(Website and app data records)
+ + + + + + +
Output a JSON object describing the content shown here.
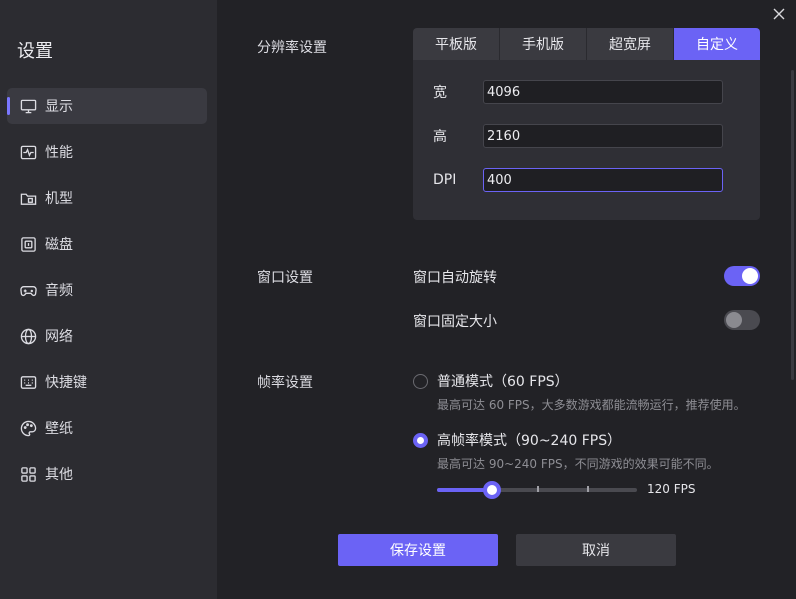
{
  "sidebar": {
    "title": "设置",
    "items": [
      {
        "label": "显示",
        "icon": "monitor-icon",
        "active": true
      },
      {
        "label": "性能",
        "icon": "performance-icon"
      },
      {
        "label": "机型",
        "icon": "device-model-icon"
      },
      {
        "label": "磁盘",
        "icon": "disk-icon"
      },
      {
        "label": "音频",
        "icon": "gamepad-audio-icon"
      },
      {
        "label": "网络",
        "icon": "globe-icon"
      },
      {
        "label": "快捷键",
        "icon": "keyboard-icon"
      },
      {
        "label": "壁纸",
        "icon": "palette-icon"
      },
      {
        "label": "其他",
        "icon": "grid-icon"
      }
    ]
  },
  "resolution": {
    "label": "分辨率设置",
    "tabs": [
      "平板版",
      "手机版",
      "超宽屏",
      "自定义"
    ],
    "active_tab": "自定义",
    "width_label": "宽",
    "width_value": "4096",
    "height_label": "高",
    "height_value": "2160",
    "dpi_label": "DPI",
    "dpi_value": "400"
  },
  "window": {
    "label": "窗口设置",
    "auto_rotate_label": "窗口自动旋转",
    "auto_rotate_on": true,
    "fixed_size_label": "窗口固定大小",
    "fixed_size_on": false
  },
  "framerate": {
    "label": "帧率设置",
    "normal_label": "普通模式（60 FPS）",
    "normal_desc": "最高可达 60 FPS，大多数游戏都能流畅运行，推荐使用。",
    "normal_selected": false,
    "high_label": "高帧率模式（90~240 FPS）",
    "high_desc": "最高可达 90~240 FPS，不同游戏的效果可能不同。",
    "high_selected": true,
    "slider_value": 120,
    "slider_min": 90,
    "slider_max": 240,
    "slider_value_label": "120 FPS"
  },
  "actions": {
    "save_label": "保存设置",
    "cancel_label": "取消"
  },
  "colors": {
    "accent": "#6b63f5",
    "sidebar_bg": "#2c2c31",
    "main_bg": "#222226"
  }
}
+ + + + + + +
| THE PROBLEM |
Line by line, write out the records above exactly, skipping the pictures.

| EXERCISE OUTPUT |
Output a JSON object describing the content shown here.
{
  "sidebar": {
    "title": "设置",
    "items": [
      {
        "label": "显示",
        "icon": "monitor-icon",
        "active": true
      },
      {
        "label": "性能",
        "icon": "performance-icon"
      },
      {
        "label": "机型",
        "icon": "device-model-icon"
      },
      {
        "label": "磁盘",
        "icon": "disk-icon"
      },
      {
        "label": "音频",
        "icon": "gamepad-audio-icon"
      },
      {
        "label": "网络",
        "icon": "globe-icon"
      },
      {
        "label": "快捷键",
        "icon": "keyboard-icon"
      },
      {
        "label": "壁纸",
        "icon": "palette-icon"
      },
      {
        "label": "其他",
        "icon": "grid-icon"
      }
    ]
  },
  "resolution": {
    "label": "分辨率设置",
    "tabs": [
      "平板版",
      "手机版",
      "超宽屏",
      "自定义"
    ],
    "active_tab": "自定义",
    "width_label": "宽",
    "width_value": "4096",
    "height_label": "高",
    "height_value": "2160",
    "dpi_label": "DPI",
    "dpi_value": "400"
  },
  "window": {
    "label": "窗口设置",
    "auto_rotate_label": "窗口自动旋转",
    "auto_rotate_on": true,
    "fixed_size_label": "窗口固定大小",
    "fixed_size_on": false
  },
  "framerate": {
    "label": "帧率设置",
    "normal_label": "普通模式（60 FPS）",
    "normal_desc": "最高可达 60 FPS，大多数游戏都能流畅运行，推荐使用。",
    "normal_selected": false,
    "high_label": "高帧率模式（90~240 FPS）",
    "high_desc": "最高可达 90~240 FPS，不同游戏的效果可能不同。",
    "high_selected": true,
    "slider_value": 120,
    "slider_min": 90,
    "slider_max": 240,
    "slider_value_label": "120 FPS"
  },
  "actions": {
    "save_label": "保存设置",
    "cancel_label": "取消"
  },
  "colors": {
    "accent": "#6b63f5",
    "sidebar_bg": "#2c2c31",
    "main_bg": "#222226"
  }
}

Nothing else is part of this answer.